Nuke is great, but it doesn’t always have what you want. For those coming from After Effects to Nuke, this is one of the tools you may be missing, the Beam. Simply specify a start and end position, animate the time and watch it shoot across your screen. The handy benefit of it over say, a roto paint, is that it can easily fake 3D movement at the press of a button. I made the tool to have the exact same settings as the AE version, so hopefully there should be no confusion.
Continue reading “After Effects Beam”
The Lens Distortion node in Nuke can be quite heavy as it comes with a host of features which although useful, are often unneeded. If you want a quick and dirty lens distortion, then here is a convenient alternative. Nothing flashy, just a slider for the amount and a choice between barrel or pincushion. Simple.
Continue reading “Lens Distortion the quick way”
It’s common enough that I find myself trying to fix a render issue and not knowing whether I’ve been given a mask or separate pass that would help. When this happens I find myself trudging back up through the tree looking for my read to check it’s layer contact sheet and see what I’ve got to work with. Apparently I wasn’t the only one bothered by this as someone asked me to make a script to make it easier. So, this is a very simple function that will allow you to quickly cycle through all LayerContactSheets in the tree.

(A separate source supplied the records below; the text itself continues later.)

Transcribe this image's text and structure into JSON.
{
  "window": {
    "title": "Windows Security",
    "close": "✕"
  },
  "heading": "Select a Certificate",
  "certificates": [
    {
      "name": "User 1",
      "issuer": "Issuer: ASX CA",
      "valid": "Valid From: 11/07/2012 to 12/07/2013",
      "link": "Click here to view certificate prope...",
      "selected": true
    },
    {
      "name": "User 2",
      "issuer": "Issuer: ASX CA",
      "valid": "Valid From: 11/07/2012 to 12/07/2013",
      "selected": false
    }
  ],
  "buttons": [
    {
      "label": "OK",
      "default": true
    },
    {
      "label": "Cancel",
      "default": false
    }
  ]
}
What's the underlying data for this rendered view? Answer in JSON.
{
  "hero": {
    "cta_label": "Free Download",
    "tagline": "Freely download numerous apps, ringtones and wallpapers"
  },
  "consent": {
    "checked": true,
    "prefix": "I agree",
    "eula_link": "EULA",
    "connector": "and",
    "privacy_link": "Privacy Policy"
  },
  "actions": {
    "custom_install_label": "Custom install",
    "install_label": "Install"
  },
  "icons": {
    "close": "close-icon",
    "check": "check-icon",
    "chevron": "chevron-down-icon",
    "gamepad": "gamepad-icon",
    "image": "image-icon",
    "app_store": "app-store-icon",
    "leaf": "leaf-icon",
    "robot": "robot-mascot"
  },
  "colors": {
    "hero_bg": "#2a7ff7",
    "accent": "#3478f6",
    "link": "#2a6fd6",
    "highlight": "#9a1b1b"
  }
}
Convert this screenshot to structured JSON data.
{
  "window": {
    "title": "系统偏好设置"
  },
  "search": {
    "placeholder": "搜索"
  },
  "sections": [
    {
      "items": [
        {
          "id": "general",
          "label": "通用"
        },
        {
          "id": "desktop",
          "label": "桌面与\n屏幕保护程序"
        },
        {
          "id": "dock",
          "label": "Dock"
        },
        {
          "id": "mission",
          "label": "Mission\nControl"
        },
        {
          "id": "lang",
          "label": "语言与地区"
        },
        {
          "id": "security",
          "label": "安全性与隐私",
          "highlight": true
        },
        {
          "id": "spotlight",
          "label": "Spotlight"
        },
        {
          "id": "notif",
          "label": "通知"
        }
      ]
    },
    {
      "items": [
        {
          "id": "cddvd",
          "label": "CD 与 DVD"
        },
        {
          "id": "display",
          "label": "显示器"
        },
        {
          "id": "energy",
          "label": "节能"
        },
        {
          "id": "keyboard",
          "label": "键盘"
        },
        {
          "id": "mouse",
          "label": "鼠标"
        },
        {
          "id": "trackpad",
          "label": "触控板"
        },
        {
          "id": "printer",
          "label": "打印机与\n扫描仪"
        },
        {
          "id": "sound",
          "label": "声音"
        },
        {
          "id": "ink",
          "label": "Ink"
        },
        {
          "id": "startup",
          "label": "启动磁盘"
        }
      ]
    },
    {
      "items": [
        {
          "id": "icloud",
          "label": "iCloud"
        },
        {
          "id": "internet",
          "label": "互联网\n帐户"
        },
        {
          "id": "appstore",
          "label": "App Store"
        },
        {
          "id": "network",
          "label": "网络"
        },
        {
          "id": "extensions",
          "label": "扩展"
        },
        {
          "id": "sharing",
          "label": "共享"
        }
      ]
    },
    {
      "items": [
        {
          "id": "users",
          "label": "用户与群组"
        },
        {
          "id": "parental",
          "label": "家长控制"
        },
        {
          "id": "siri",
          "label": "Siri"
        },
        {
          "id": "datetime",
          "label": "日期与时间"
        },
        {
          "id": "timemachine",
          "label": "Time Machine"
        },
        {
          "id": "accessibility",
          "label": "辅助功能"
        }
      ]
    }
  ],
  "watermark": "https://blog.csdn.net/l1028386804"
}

Continue reading “Quick referencing layer sheets”
I love the expression node. It’s powerful, it’s quick and it’s easy to use. One of the useful things you can do with it is create your own little colour keyer. Yes, there are a number of keying options, and yes, this is effectively just the Quick Key. This is more of an experiment in learning the mechanics behind one of the most important techniques in compositing.
Continue reading “Colour Keying with Expressions”
This is more of an exercise in learning the limitations of blink script than a functional tool, although it does have some useful alterations and allows for a lot of customisation. The end result is a way of using Point Position and Normals renders to relight an image with a choice of point or spotlight. Directional is easily achieved using these same methods but is not currently part of the script. It will likely be added in future updates.
Continue reading “Custom Relighting with Blink Script”
This script is slightly flawed, but due to the way the Foundry handles certain naming structures, there isn’t a perfect solution just yet, but watch this space.
The script allows you to have two user preset files, one local, and one on a server (or any other location). The two have distinct differences, in that the ‘server’ files presets do not have the [User] tag that the local ones do. They also cannot be deleted without manually deleting the lines from the ‘server’ file, useful for preventing someone accidentally erasing all your hard work. Finally, the ‘server’ file will have a comment line for each preset stating when it was added to the file and by which user, so you can keep track of who’s been changing what. So, let’s look at how it works.
Continue reading “Upload Presets”